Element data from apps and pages
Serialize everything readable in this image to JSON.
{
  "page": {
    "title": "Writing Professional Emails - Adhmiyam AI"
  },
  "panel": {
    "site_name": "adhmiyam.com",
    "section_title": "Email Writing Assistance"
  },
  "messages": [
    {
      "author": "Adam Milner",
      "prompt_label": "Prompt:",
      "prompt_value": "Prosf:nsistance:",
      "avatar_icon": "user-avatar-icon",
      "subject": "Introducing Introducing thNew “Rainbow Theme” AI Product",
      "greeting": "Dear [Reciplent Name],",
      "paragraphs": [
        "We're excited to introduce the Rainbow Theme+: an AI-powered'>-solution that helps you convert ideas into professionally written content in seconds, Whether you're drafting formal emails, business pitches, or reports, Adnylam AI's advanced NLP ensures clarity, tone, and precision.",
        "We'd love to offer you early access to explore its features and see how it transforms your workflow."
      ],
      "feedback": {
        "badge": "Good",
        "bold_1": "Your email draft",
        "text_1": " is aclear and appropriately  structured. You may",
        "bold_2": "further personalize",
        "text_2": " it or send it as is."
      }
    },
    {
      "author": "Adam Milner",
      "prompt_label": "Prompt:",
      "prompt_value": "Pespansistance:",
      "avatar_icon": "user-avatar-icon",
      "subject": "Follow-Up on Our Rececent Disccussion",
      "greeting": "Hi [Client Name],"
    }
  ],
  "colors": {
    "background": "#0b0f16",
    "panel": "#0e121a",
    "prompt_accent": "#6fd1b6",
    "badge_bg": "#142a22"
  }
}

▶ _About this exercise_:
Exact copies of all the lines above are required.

▶ _Result_:
Serialize everything readable in this image to JSON.
{
  "page": {
    "title": "Writing Professional Emails - Adhmiyam AI"
  },
  "panel": {
    "site_name": "adhmiyam.com",
    "section_title": "Email Writing Assistance"
  },
  "messages": [
    {
      "author": "Adam Milner",
      "prompt_label": "Prompt:",
      "prompt_value": "Prosf:nsistance:",
      "avatar_icon": "user-avatar-icon",
      "subject": "Introducing Introducing thNew “Rainbow Theme” AI Product",
      "greeting": "Dear [Reciplent Name],",
      "paragraphs": [
        "We're excited to introduce the Rainbow Theme+: an AI-powered'>-solution that helps you convert ideas into professionally written content in seconds, Whether you're drafting formal emails, business pitches, or reports, Adnylam AI's advanced NLP ensures clarity, tone, and precision.",
        "We'd love to offer you early access to explore its features and see how it transforms your workflow."
      ],
      "feedback": {
        "badge": "Good",
        "bold_1": "Your email draft",
        "text_1": " is aclear and appropriately  structured. You may",
        "bold_2": "further personalize",
        "text_2": " it or send it as is."
      }
    },
    {
      "author": "Adam Milner",
      "prompt_label": "Prompt:",
      "prompt_value": "Pespansistance:",
      "avatar_icon": "user-avatar-icon",
      "subject": "Follow-Up on Our Rececent Disccussion",
      "greeting": "Hi [Client Name],"
    }
  ],
  "colors": {
    "background": "#0b0f16",
    "panel": "#0e121a",
    "prompt_accent": "#6fd1b6",
    "badge_bg": "#142a22"
  }
}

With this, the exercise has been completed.